*ACTIVITY*: Pull every line with "Umgebung" from the data.

*EXERCISE INPUTS*:
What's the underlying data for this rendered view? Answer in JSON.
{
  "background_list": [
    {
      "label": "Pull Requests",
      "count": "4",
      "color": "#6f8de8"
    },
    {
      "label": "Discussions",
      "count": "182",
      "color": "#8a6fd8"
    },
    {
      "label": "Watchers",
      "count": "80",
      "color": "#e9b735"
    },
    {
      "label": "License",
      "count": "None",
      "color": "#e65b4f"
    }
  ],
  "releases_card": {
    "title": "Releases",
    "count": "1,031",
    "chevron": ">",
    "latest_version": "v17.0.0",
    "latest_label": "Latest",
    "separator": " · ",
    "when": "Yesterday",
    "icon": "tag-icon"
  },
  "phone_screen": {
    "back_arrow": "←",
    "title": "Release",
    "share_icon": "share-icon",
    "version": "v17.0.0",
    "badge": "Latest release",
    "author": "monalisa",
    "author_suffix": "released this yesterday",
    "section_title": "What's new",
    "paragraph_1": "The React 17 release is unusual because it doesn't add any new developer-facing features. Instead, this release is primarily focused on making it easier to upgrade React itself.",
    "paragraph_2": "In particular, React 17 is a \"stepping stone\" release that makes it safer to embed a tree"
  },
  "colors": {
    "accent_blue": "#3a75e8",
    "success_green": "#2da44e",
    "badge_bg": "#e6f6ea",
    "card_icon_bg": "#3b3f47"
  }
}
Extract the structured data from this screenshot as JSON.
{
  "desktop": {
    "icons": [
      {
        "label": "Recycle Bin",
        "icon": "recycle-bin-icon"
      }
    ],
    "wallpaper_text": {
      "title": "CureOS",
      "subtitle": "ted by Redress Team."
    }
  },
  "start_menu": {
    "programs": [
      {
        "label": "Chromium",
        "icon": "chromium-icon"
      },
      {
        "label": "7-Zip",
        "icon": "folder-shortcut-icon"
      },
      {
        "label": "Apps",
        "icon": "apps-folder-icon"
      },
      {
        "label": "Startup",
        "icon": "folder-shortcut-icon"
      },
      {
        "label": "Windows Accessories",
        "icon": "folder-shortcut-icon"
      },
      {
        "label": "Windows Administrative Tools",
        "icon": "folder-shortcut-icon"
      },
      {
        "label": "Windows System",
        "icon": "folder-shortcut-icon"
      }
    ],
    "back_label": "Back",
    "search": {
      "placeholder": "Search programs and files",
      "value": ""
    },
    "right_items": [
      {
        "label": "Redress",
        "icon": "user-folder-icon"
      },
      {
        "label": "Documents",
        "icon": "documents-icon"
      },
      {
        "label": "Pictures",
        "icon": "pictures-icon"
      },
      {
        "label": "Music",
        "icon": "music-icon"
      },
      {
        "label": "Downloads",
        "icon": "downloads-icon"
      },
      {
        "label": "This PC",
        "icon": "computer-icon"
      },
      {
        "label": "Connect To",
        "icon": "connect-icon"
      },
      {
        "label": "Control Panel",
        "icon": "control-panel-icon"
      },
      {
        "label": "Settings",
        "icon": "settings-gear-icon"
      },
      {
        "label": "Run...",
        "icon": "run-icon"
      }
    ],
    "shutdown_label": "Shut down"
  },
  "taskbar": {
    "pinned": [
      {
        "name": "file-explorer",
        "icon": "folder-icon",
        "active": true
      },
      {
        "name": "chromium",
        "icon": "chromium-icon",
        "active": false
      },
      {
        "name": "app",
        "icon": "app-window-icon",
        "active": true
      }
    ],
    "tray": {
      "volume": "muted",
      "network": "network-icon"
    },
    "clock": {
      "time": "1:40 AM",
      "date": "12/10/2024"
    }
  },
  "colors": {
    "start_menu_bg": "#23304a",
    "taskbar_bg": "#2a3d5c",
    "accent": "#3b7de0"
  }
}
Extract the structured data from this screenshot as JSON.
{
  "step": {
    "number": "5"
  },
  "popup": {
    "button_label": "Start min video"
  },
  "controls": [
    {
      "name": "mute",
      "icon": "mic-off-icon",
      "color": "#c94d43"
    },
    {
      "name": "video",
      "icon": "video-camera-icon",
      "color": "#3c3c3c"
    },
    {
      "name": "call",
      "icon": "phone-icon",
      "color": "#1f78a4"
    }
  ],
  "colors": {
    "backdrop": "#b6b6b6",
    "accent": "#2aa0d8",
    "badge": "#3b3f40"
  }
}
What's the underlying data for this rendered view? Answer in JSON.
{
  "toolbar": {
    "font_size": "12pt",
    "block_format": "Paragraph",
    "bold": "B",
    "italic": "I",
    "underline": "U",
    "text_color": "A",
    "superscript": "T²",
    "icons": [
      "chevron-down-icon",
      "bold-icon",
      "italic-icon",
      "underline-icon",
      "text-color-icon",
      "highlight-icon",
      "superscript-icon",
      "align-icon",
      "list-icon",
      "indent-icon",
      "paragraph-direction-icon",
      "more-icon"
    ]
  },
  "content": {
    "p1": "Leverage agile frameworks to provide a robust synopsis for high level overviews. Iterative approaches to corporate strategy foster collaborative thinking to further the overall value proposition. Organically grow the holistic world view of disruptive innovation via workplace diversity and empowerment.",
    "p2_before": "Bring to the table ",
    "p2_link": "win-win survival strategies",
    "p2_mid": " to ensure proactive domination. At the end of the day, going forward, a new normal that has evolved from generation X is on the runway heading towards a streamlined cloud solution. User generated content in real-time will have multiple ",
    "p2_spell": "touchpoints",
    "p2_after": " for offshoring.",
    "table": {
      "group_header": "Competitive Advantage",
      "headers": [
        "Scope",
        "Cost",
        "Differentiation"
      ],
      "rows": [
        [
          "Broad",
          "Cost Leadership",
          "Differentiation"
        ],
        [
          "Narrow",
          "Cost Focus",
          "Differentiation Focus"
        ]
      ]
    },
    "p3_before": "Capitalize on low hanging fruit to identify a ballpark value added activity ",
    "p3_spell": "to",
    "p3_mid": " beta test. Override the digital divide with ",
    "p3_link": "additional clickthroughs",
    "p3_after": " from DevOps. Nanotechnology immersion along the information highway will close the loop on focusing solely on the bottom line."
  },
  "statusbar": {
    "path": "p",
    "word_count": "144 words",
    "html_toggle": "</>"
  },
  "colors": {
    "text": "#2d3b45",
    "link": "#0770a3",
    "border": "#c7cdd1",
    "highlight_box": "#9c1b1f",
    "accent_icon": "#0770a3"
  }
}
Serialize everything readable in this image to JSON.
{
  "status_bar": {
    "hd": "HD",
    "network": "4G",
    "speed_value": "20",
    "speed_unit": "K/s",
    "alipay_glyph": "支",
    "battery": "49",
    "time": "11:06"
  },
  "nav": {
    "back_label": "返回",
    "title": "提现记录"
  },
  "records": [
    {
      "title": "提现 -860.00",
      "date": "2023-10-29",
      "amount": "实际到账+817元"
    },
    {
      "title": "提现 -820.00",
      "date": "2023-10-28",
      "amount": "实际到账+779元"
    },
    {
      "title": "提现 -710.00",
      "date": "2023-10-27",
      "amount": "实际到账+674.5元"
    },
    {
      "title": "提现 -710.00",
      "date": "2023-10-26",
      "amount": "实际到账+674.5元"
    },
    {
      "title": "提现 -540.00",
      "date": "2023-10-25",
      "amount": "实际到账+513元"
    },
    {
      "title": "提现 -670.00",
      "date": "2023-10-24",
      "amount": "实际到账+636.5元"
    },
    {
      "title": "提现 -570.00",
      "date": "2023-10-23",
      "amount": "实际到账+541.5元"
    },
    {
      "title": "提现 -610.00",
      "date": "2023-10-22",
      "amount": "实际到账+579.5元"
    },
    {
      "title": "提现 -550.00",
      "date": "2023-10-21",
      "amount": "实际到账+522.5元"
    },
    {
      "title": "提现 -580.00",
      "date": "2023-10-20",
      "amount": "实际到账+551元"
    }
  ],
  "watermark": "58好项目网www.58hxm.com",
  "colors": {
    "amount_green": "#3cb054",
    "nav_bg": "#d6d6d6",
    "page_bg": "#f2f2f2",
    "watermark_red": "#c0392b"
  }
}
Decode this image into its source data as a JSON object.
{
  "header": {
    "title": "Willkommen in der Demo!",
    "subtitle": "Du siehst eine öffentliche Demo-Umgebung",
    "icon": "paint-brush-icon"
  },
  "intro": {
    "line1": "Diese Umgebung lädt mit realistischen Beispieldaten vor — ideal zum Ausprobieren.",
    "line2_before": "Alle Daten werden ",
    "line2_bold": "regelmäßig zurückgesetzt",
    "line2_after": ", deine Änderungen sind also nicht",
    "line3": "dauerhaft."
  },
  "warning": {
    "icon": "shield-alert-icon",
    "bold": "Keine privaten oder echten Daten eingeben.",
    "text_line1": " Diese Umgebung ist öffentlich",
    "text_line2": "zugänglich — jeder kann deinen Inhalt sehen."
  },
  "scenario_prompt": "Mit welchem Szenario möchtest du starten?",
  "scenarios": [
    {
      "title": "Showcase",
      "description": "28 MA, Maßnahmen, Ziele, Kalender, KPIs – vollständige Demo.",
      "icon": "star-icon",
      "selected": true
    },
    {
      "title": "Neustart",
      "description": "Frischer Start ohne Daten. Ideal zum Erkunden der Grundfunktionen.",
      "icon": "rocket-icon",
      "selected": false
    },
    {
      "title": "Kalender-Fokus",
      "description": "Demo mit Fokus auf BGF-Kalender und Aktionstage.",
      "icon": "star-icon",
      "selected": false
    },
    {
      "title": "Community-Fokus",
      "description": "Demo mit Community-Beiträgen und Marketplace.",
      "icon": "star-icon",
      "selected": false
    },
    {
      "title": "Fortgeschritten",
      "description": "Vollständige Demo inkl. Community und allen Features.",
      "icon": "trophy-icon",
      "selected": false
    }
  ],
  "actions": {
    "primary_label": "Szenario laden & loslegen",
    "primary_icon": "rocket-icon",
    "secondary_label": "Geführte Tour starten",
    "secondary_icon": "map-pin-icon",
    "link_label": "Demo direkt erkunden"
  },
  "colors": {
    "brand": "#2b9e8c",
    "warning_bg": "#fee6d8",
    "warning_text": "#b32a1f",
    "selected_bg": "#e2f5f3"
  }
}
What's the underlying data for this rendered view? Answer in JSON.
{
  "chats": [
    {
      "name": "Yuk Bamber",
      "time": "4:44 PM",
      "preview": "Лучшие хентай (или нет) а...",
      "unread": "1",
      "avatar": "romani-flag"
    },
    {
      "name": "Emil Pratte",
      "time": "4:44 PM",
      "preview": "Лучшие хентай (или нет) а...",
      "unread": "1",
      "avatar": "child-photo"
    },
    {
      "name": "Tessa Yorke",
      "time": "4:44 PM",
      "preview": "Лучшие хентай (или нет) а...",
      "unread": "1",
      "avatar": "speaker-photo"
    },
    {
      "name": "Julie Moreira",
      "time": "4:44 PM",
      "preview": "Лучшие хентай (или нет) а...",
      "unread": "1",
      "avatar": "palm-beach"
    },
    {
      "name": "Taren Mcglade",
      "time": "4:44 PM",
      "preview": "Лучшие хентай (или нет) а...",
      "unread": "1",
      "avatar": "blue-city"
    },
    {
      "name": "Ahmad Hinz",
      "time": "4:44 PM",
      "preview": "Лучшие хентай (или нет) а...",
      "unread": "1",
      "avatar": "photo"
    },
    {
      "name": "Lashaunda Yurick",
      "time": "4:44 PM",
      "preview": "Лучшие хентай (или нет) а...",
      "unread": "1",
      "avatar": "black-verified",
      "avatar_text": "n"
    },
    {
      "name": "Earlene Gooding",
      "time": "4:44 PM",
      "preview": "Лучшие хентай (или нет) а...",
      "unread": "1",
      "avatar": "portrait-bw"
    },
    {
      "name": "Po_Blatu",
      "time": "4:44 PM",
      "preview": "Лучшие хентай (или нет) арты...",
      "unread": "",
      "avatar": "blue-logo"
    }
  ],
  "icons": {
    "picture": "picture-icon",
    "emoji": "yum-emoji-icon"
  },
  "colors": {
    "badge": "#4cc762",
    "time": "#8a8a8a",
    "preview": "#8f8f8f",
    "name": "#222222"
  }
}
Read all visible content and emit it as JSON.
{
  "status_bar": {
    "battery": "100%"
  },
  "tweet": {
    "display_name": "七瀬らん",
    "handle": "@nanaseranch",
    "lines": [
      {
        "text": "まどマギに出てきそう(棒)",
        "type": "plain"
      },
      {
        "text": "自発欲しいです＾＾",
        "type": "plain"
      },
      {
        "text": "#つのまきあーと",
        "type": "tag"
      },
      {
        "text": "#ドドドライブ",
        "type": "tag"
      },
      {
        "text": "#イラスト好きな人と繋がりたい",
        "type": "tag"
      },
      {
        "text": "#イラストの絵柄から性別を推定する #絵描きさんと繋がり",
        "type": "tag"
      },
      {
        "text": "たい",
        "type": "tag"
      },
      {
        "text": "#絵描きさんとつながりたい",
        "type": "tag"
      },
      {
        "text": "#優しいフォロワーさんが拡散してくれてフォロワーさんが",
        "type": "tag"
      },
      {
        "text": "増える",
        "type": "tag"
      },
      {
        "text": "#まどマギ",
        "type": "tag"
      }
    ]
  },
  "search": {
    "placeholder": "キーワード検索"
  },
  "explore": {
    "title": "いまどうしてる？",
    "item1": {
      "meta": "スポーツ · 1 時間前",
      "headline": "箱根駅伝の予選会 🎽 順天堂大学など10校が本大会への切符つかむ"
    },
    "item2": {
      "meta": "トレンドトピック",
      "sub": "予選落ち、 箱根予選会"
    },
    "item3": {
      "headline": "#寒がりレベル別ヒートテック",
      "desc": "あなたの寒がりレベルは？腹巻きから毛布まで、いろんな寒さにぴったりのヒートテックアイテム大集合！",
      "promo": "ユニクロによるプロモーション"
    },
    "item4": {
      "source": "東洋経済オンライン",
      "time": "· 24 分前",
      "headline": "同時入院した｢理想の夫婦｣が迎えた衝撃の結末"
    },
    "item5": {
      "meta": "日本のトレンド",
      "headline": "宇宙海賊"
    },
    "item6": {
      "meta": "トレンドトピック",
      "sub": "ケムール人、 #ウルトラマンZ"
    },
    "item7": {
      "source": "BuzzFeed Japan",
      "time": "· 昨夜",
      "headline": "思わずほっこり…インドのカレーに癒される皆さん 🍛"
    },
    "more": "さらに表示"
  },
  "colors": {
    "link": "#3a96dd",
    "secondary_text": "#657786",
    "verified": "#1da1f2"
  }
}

*EXPECTED ANSWER*:
    "subtitle": "Du siehst eine öffentliche Demo-Umgebung",
    "line1": "Diese Umgebung lädt mit realistischen Beispieldaten vor — ideal zum Ausprobieren.",
    "text_line1": " Diese Umgebung ist öffentlich",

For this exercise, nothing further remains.